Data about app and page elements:
::::::::
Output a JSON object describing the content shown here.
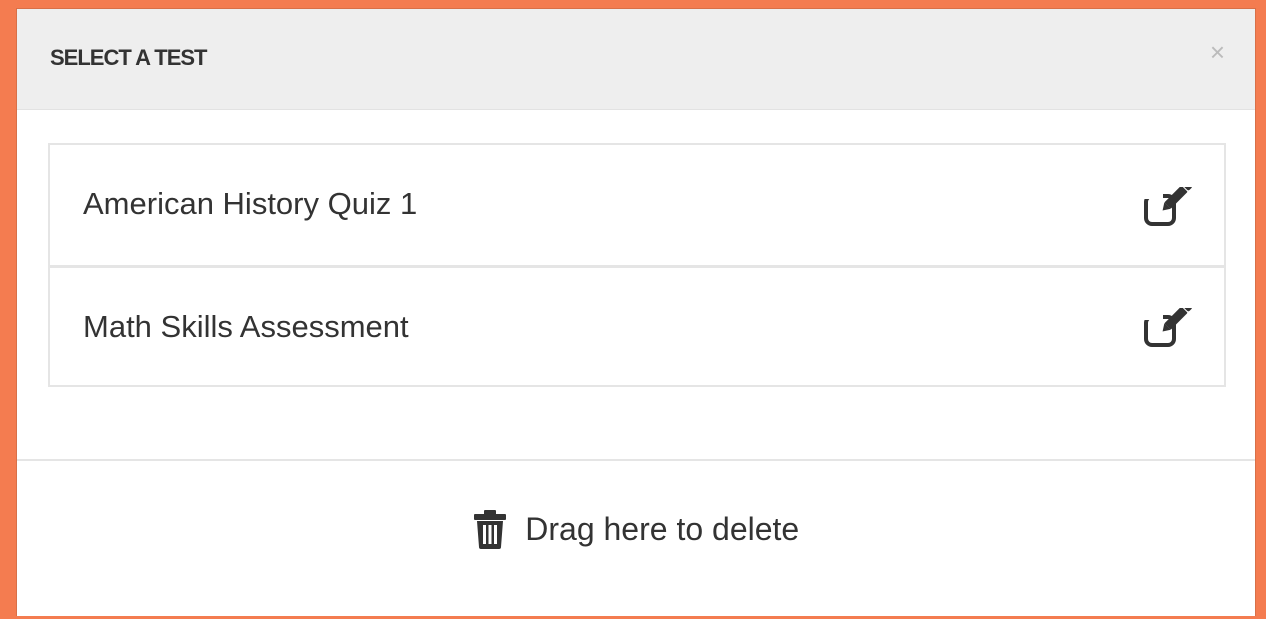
{
  "modal": {
    "title": "SELECT A TEST",
    "close_label": "×"
  },
  "tests": [
    {
      "label": "American History Quiz 1",
      "action_icon": "edit-icon"
    },
    {
      "label": "Math Skills Assessment",
      "action_icon": "edit-icon"
    }
  ],
  "footer": {
    "delete_label": "Drag here to delete",
    "delete_icon": "trash-icon"
  },
  "colors": {
    "page_background": "#f47c50",
    "header_background": "#eeeeee",
    "text": "#333333"
  }
}
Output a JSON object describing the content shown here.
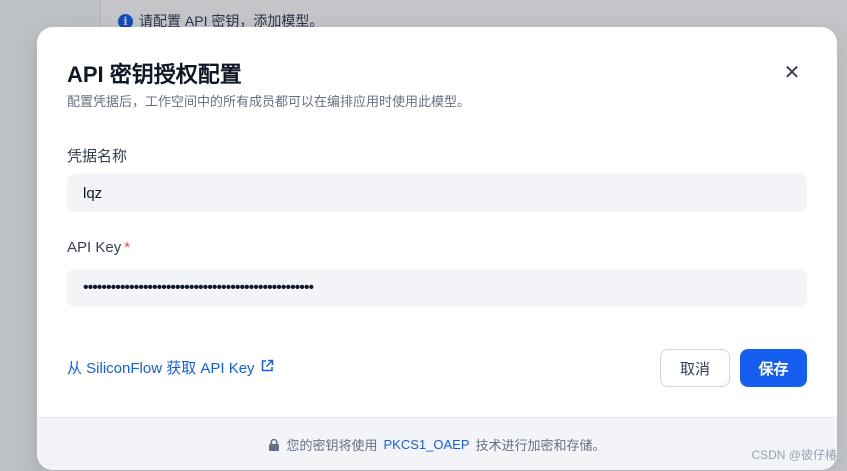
{
  "background": {
    "notice_text": "请配置 API 密钥，添加模型。"
  },
  "modal": {
    "title": "API 密钥授权配置",
    "description": "配置凭据后，工作空间中的所有成员都可以在编排应用时使用此模型。",
    "close_icon": "close-icon",
    "fields": {
      "credential_name": {
        "label": "凭据名称",
        "value": "lqz"
      },
      "api_key": {
        "label": "API Key",
        "required_mark": "*",
        "value": "••••••••••••••••••••••••••••••••••••••••••••••••••"
      }
    },
    "get_key_link": "从 SiliconFlow 获取 API Key",
    "buttons": {
      "cancel": "取消",
      "save": "保存"
    },
    "footer": {
      "prefix": "您的密钥将使用",
      "algorithm": "PKCS1_OAEP",
      "suffix": "技术进行加密和存储。"
    }
  },
  "watermark": "CSDN @彼仔椿",
  "colors": {
    "primary": "#155eef",
    "required": "#f04438"
  }
}
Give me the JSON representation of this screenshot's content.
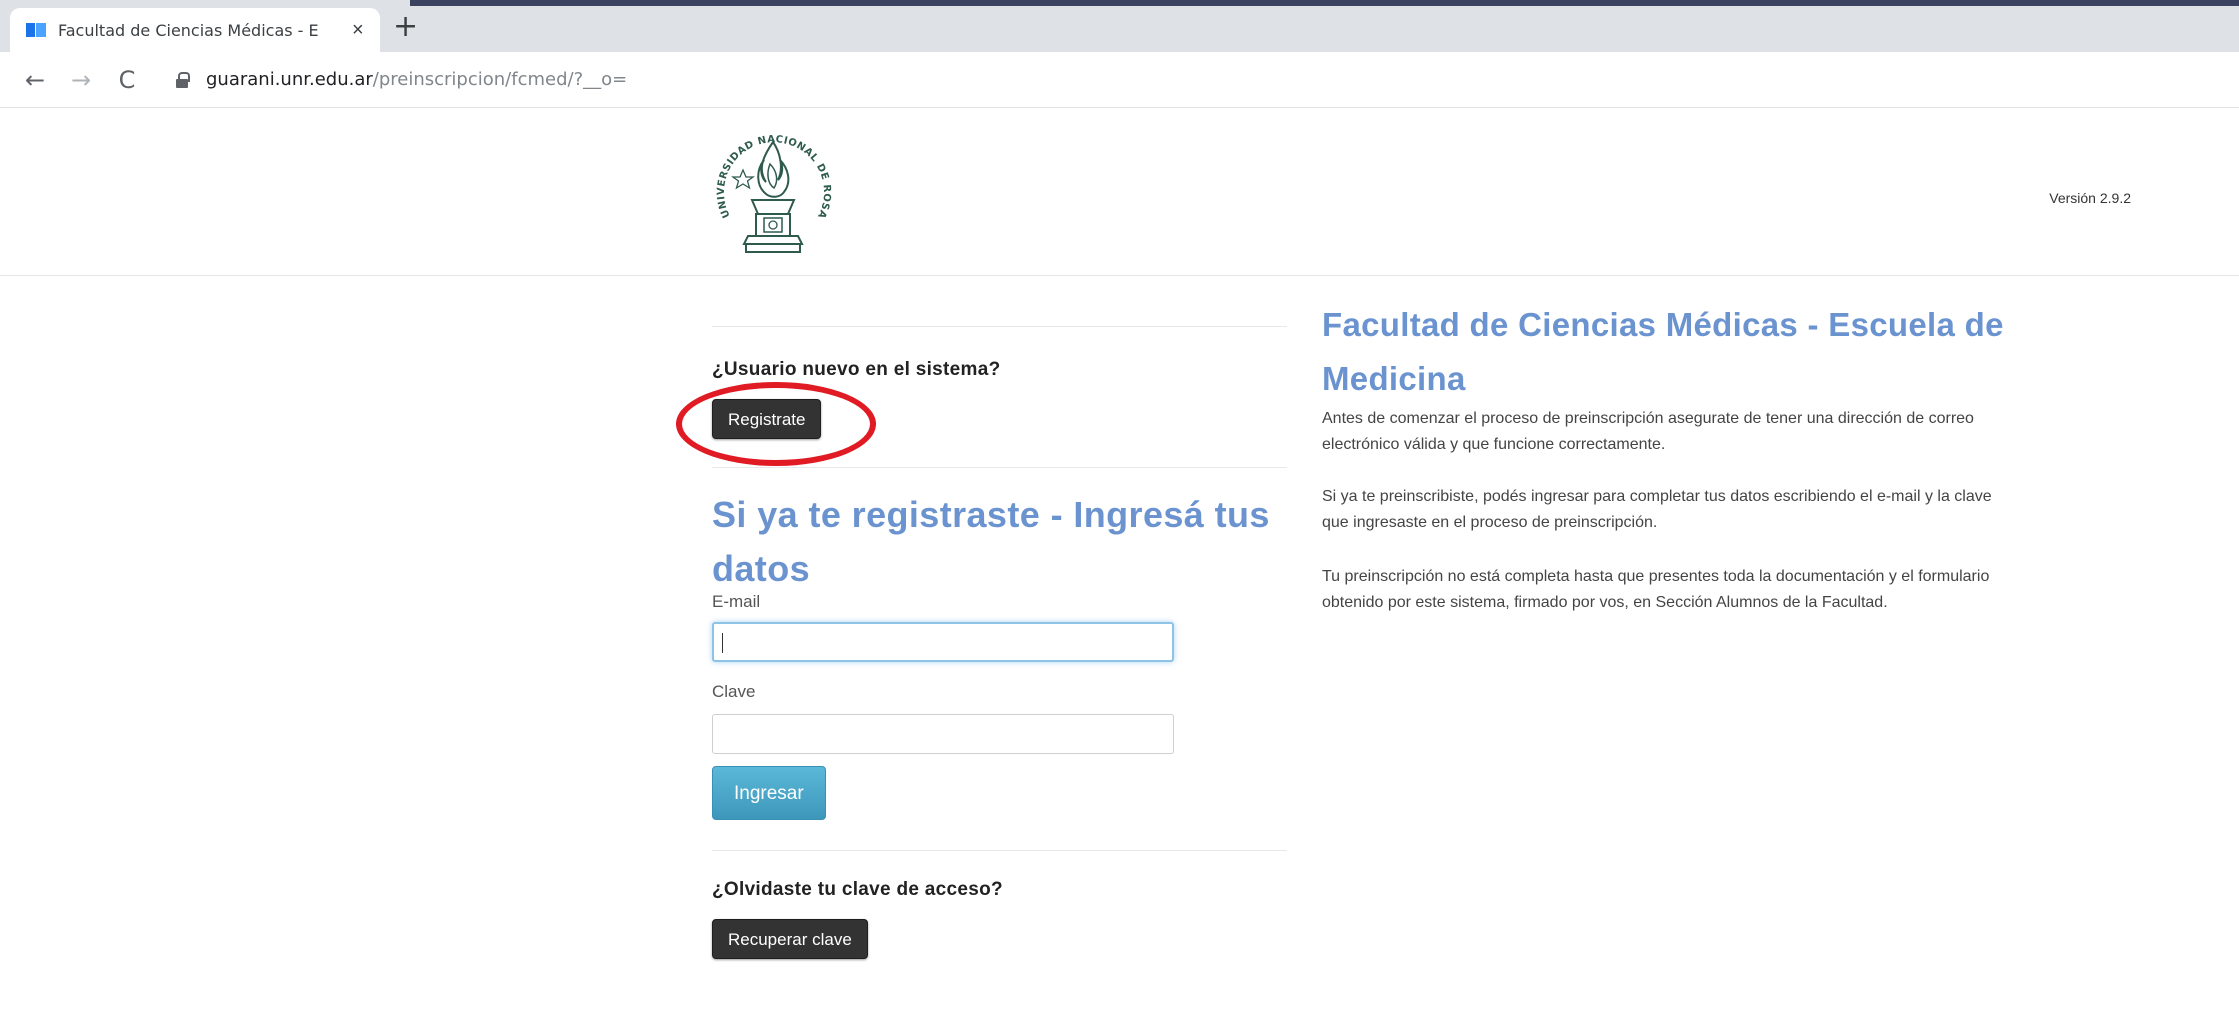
{
  "browser": {
    "tab_title": "Facultad de Ciencias Médicas - E",
    "tab_close": "×",
    "new_tab": "+",
    "url_host": "guarani.unr.edu.ar",
    "url_path": "/preinscripcion/fcmed/?__o=",
    "back": "←",
    "forward": "→",
    "reload": "C"
  },
  "header": {
    "version": "Versión 2.9.2",
    "logo_text": "UNIVERSIDAD NACIONAL DE ROSARIO"
  },
  "left": {
    "new_user_heading": "¿Usuario nuevo en el sistema?",
    "register_button": "Registrate",
    "login_heading_line1": "Si ya te registraste - Ingresá tus",
    "login_heading_line2": "datos",
    "email_label": "E-mail",
    "email_value": "",
    "password_label": "Clave",
    "password_value": "",
    "login_button": "Ingresar",
    "forgot_heading": "¿Olvidaste tu clave de acceso?",
    "recover_button": "Recuperar clave"
  },
  "right": {
    "title_line1": "Facultad de Ciencias Médicas - Escuela de",
    "title_line2": "Medicina",
    "para1_line1": "Antes de comenzar el proceso de preinscripción asegurate de tener una dirección de correo",
    "para1_line2": "electrónico válida y que funcione correctamente.",
    "para2_line1": "Si ya te preinscribiste, podés ingresar para completar tus datos escribiendo el e-mail y la clave",
    "para2_line2": "que ingresaste en el proceso de preinscripción.",
    "para3_line1": "Tu preinscripción no está completa hasta que presentes toda la documentación y el formulario",
    "para3_line2": "obtenido por este sistema, firmado por vos, en Sección Alumnos de la Facultad."
  },
  "colors": {
    "heading_blue": "#6a93cf",
    "primary_button": "#46a4c7",
    "dark_button": "#333333",
    "annotation_red": "#e01b24"
  }
}
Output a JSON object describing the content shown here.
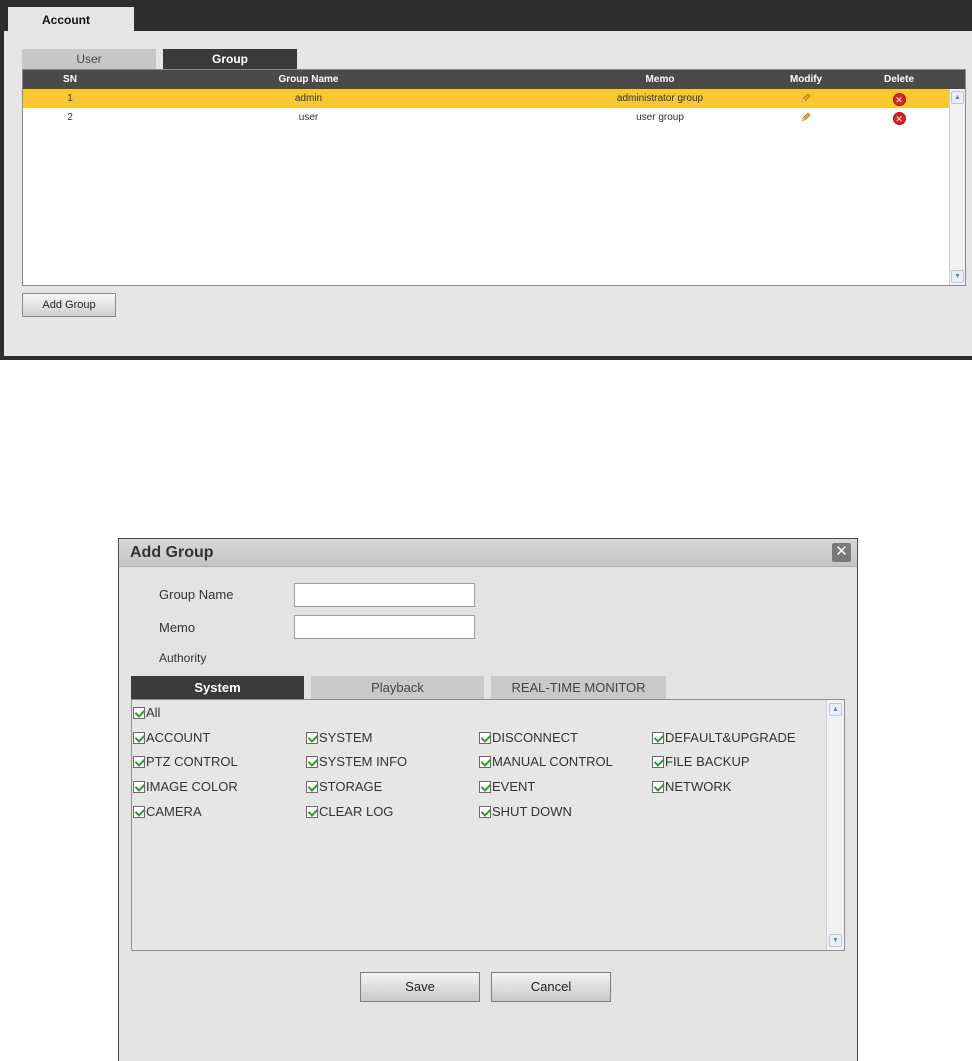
{
  "account": {
    "tab_label": "Account",
    "subtabs": [
      {
        "label": "User",
        "active": false
      },
      {
        "label": "Group",
        "active": true
      }
    ],
    "table": {
      "headers": {
        "sn": "SN",
        "group_name": "Group Name",
        "memo": "Memo",
        "modify": "Modify",
        "delete": "Delete"
      },
      "rows": [
        {
          "sn": "1",
          "group_name": "admin",
          "memo": "administrator group",
          "selected": true
        },
        {
          "sn": "2",
          "group_name": "user",
          "memo": "user group",
          "selected": false
        }
      ]
    },
    "add_group_label": "Add Group"
  },
  "dialog": {
    "title": "Add Group",
    "close_icon": "close-icon",
    "group_name_label": "Group Name",
    "group_name_value": "",
    "memo_label": "Memo",
    "memo_value": "",
    "authority_label": "Authority",
    "tabs": [
      {
        "label": "System",
        "active": true
      },
      {
        "label": "Playback",
        "active": false
      },
      {
        "label": "REAL-TIME MONITOR",
        "active": false
      }
    ],
    "all_label": "All",
    "checkboxes": [
      [
        "ACCOUNT",
        "SYSTEM",
        "DISCONNECT",
        "DEFAULT&UPGRADE"
      ],
      [
        "PTZ CONTROL",
        "SYSTEM INFO",
        "MANUAL CONTROL",
        "FILE BACKUP"
      ],
      [
        "IMAGE COLOR",
        "STORAGE",
        "EVENT",
        "NETWORK"
      ],
      [
        "CAMERA",
        "CLEAR LOG",
        "SHUT DOWN"
      ]
    ],
    "save_label": "Save",
    "cancel_label": "Cancel"
  },
  "colors": {
    "selected_row": "#f9c731",
    "dark_header": "#4a4a4a",
    "check_green": "#2a9d2a",
    "delete_red": "#d8231f"
  }
}
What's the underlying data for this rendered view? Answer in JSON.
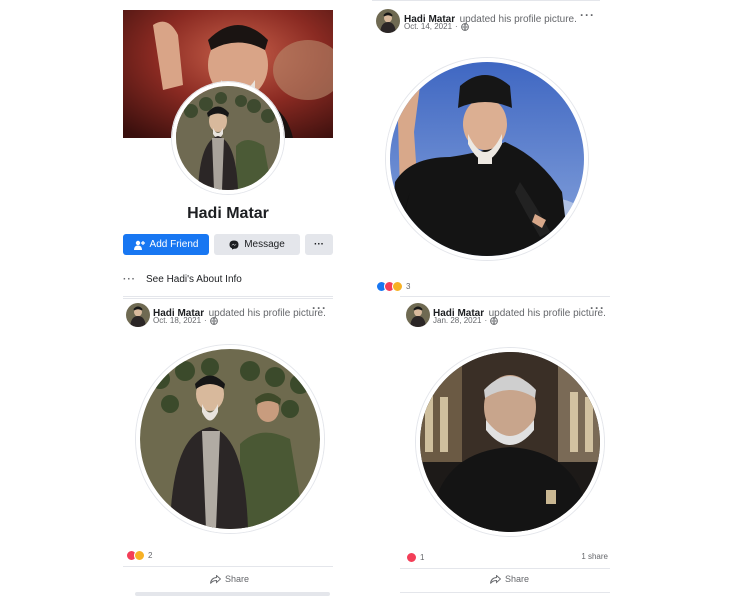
{
  "profile": {
    "name": "Hadi Matar",
    "add_friend": "Add Friend",
    "message": "Message",
    "more": "···",
    "about_dots": "···",
    "about_link": "See Hadi's About Info"
  },
  "posts": [
    {
      "author": "Hadi Matar",
      "action": "updated his profile picture.",
      "date": "Oct. 14, 2021",
      "reaction_count": "3",
      "shares": "",
      "share_label": ""
    },
    {
      "author": "Hadi Matar",
      "action": "updated his profile picture.",
      "date": "Oct. 18, 2021",
      "reaction_count": "2",
      "shares": "",
      "share_label": "Share"
    },
    {
      "author": "Hadi Matar",
      "action": "updated his profile picture.",
      "date": "Jan. 28, 2021",
      "reaction_count": "1",
      "shares": "1 share",
      "share_label": "Share"
    }
  ],
  "post_menu": "···",
  "colors": {
    "facebook_blue": "#1877f2",
    "button_gray": "#e4e6eb",
    "muted_text": "#65676b",
    "like_blue": "#1877f2",
    "love_red": "#f33e58",
    "haha_yellow": "#f7b125"
  },
  "icons": [
    "add-person-icon",
    "messenger-icon",
    "globe-icon",
    "share-arrow-icon",
    "like-icon",
    "love-icon",
    "care-icon"
  ]
}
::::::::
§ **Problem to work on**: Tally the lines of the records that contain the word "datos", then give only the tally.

§ **Response area**: 2